EXERCISE REQUIREMENTS | Find the string "Assistant" in the listing and report every line that has it.

DATA IN THIS EXERCISE Block Start

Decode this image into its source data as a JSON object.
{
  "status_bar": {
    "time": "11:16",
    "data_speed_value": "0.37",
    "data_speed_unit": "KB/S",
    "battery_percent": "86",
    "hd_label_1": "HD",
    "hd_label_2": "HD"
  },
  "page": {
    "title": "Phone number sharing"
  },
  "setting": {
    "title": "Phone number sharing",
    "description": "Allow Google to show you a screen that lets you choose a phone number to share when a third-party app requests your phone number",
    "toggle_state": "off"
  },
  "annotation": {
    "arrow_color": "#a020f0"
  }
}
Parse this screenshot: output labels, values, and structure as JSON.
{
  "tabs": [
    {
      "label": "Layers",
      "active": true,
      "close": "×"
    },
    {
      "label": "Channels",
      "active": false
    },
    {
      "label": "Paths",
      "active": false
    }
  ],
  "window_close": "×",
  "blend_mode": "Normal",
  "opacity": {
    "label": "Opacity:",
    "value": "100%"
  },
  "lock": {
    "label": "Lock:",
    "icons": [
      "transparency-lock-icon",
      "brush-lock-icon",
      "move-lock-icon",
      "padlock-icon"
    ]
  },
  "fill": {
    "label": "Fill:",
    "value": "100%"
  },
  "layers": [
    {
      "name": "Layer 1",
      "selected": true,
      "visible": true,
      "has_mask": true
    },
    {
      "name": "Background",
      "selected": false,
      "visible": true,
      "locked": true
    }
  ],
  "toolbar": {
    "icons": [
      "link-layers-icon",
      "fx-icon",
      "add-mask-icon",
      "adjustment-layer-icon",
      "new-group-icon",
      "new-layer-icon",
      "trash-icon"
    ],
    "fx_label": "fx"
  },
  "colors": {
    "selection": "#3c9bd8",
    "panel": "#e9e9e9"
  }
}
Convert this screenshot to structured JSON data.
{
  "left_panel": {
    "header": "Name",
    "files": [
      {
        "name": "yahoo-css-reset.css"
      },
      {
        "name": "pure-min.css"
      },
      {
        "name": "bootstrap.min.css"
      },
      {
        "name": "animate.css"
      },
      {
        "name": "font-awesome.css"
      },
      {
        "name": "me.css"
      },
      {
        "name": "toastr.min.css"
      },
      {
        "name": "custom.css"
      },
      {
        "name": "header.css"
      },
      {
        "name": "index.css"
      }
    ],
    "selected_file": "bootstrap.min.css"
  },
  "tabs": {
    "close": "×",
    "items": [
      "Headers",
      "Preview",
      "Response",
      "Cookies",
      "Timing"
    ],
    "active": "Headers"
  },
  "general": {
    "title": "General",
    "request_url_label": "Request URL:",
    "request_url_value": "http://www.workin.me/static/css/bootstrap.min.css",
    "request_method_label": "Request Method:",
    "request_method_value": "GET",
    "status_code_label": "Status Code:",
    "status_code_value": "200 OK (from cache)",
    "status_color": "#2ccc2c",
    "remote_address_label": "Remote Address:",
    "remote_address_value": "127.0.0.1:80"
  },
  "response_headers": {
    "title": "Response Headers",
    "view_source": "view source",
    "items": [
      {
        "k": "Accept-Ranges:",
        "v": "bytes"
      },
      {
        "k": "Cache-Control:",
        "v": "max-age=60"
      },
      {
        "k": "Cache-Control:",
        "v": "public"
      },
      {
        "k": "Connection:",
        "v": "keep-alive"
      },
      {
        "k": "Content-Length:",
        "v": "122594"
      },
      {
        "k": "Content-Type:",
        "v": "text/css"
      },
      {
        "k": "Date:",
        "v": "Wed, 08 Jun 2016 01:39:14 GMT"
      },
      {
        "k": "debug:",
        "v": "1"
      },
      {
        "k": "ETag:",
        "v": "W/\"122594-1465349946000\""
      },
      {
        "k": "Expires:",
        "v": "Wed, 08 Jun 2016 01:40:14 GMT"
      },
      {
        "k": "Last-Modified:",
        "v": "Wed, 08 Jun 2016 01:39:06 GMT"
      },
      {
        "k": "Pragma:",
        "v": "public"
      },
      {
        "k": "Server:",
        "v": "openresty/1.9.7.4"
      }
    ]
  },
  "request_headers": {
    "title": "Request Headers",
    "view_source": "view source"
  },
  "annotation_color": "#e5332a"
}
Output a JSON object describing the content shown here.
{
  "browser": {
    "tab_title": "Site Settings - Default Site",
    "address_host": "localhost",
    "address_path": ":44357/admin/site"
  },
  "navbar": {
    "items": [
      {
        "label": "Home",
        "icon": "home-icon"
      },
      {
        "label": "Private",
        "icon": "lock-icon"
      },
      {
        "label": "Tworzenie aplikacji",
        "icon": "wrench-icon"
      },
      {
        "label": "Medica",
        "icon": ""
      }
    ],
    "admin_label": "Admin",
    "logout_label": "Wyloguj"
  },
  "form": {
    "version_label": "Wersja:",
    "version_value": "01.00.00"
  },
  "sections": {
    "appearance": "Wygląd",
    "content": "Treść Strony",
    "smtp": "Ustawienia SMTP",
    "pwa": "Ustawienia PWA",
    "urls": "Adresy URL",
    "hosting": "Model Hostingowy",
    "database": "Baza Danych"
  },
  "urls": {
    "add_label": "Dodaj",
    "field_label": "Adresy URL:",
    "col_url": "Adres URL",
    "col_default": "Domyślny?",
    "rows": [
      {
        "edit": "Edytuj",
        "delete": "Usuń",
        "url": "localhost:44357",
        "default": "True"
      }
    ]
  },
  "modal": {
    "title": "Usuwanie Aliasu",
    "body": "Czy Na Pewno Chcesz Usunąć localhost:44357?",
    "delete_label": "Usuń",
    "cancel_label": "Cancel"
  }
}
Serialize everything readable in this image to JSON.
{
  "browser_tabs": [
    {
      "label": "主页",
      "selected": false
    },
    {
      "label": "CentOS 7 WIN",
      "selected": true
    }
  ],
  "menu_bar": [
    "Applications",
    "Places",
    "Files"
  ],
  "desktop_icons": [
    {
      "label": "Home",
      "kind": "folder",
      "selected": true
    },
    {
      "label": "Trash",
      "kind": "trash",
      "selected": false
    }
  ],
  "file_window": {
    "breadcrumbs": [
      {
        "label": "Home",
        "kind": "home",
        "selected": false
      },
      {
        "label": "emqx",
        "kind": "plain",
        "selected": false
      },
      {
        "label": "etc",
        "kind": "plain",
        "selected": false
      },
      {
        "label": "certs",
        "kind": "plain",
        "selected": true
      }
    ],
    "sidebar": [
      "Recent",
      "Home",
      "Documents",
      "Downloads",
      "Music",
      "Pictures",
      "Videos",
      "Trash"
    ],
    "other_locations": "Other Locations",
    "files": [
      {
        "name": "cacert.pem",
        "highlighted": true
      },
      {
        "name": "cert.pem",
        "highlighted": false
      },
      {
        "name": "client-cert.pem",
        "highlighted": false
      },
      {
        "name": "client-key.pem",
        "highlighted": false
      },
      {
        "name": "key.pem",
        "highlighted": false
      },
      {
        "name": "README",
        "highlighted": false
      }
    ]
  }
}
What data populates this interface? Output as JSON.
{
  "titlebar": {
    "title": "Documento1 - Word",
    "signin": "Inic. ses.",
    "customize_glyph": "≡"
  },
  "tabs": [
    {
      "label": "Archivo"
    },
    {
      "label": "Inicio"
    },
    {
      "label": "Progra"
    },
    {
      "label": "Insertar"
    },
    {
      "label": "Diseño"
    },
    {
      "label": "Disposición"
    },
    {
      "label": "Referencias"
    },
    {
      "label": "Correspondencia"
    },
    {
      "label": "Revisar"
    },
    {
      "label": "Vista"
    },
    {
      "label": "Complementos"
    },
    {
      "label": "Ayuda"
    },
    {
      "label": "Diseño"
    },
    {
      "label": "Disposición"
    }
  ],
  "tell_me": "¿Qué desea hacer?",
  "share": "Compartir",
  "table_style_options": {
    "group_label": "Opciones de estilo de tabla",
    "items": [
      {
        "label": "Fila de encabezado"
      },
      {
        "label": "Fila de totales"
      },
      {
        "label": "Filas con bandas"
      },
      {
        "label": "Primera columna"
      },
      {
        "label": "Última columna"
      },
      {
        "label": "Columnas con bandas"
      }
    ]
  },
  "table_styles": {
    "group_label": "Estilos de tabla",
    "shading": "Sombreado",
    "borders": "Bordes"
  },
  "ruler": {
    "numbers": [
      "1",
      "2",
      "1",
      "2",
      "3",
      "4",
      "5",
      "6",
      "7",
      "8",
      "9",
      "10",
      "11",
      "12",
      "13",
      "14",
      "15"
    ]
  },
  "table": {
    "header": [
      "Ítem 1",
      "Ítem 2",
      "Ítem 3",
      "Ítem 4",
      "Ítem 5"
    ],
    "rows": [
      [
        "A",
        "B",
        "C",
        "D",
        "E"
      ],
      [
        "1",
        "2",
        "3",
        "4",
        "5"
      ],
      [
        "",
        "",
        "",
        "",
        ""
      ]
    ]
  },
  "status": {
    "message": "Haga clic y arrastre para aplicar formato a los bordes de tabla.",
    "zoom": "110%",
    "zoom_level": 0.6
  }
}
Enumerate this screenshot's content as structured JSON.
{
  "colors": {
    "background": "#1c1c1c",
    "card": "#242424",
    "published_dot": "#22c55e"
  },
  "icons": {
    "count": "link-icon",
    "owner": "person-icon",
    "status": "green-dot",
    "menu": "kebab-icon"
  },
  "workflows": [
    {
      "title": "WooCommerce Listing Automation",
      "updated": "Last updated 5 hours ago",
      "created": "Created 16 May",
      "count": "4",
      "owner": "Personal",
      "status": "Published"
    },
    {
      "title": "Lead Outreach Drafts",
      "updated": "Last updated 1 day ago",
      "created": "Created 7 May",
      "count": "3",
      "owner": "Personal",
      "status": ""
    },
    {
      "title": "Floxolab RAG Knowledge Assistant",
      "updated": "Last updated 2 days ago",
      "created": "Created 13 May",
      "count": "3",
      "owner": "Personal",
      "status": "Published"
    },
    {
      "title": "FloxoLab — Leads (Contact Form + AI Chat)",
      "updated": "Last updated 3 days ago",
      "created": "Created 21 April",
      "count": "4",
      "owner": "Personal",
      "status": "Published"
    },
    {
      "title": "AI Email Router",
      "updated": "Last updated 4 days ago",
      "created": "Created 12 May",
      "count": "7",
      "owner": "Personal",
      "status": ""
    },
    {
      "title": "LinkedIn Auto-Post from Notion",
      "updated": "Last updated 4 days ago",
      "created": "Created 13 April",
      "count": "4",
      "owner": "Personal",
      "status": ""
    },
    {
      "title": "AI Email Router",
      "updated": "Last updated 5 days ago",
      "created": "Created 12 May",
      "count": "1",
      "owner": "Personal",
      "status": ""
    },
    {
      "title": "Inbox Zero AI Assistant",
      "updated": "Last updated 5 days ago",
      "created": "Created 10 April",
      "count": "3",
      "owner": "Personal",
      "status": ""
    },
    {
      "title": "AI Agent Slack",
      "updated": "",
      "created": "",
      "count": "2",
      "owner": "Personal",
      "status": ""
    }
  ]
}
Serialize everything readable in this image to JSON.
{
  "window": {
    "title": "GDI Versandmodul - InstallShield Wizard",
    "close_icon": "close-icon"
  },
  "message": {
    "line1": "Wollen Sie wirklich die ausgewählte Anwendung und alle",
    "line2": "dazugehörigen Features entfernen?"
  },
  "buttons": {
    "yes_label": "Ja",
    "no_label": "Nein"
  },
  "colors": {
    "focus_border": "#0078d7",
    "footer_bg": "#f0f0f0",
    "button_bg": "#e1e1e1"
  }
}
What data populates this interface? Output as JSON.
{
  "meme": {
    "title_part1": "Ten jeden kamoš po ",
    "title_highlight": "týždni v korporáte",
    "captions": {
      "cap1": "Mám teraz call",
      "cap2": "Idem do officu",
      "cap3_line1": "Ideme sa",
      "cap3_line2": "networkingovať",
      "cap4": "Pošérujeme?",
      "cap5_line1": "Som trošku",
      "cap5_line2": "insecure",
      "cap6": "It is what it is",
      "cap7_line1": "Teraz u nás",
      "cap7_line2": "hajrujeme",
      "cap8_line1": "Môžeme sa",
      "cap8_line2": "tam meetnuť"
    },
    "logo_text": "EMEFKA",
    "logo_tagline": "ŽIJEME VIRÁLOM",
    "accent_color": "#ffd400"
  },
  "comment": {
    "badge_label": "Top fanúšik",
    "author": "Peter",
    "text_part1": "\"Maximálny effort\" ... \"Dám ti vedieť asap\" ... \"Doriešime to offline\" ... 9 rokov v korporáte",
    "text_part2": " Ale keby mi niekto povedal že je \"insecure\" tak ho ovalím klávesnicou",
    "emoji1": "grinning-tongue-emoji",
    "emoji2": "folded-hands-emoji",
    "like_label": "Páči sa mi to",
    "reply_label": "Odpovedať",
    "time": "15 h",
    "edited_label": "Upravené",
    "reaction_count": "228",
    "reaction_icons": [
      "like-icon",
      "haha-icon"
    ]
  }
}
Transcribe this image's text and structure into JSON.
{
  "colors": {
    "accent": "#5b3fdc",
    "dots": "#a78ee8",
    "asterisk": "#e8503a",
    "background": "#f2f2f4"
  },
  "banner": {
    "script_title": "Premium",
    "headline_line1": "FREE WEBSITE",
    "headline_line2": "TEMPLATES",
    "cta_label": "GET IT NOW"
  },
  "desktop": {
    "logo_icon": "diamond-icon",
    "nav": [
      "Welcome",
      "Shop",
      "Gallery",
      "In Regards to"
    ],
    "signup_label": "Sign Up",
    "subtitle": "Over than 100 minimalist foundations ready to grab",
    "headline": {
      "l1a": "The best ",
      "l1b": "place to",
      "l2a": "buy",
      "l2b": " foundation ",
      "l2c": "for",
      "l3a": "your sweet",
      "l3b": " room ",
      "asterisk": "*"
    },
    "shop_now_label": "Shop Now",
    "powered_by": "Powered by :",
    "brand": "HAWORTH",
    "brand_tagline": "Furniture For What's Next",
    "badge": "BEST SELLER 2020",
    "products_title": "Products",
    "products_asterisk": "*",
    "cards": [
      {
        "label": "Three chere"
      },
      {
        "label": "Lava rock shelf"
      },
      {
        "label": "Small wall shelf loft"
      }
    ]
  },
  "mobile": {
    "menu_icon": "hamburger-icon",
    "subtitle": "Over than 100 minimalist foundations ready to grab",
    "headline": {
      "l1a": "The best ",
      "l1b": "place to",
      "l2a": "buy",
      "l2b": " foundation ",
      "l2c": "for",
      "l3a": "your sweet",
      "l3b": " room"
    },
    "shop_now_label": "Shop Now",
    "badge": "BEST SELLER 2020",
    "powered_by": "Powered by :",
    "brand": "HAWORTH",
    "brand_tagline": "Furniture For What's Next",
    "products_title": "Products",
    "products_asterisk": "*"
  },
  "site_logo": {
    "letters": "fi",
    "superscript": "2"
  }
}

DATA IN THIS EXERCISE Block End

TASK RESULT |
      "title": "Floxolab RAG Knowledge Assistant",
      "title": "Inbox Zero AI Assistant",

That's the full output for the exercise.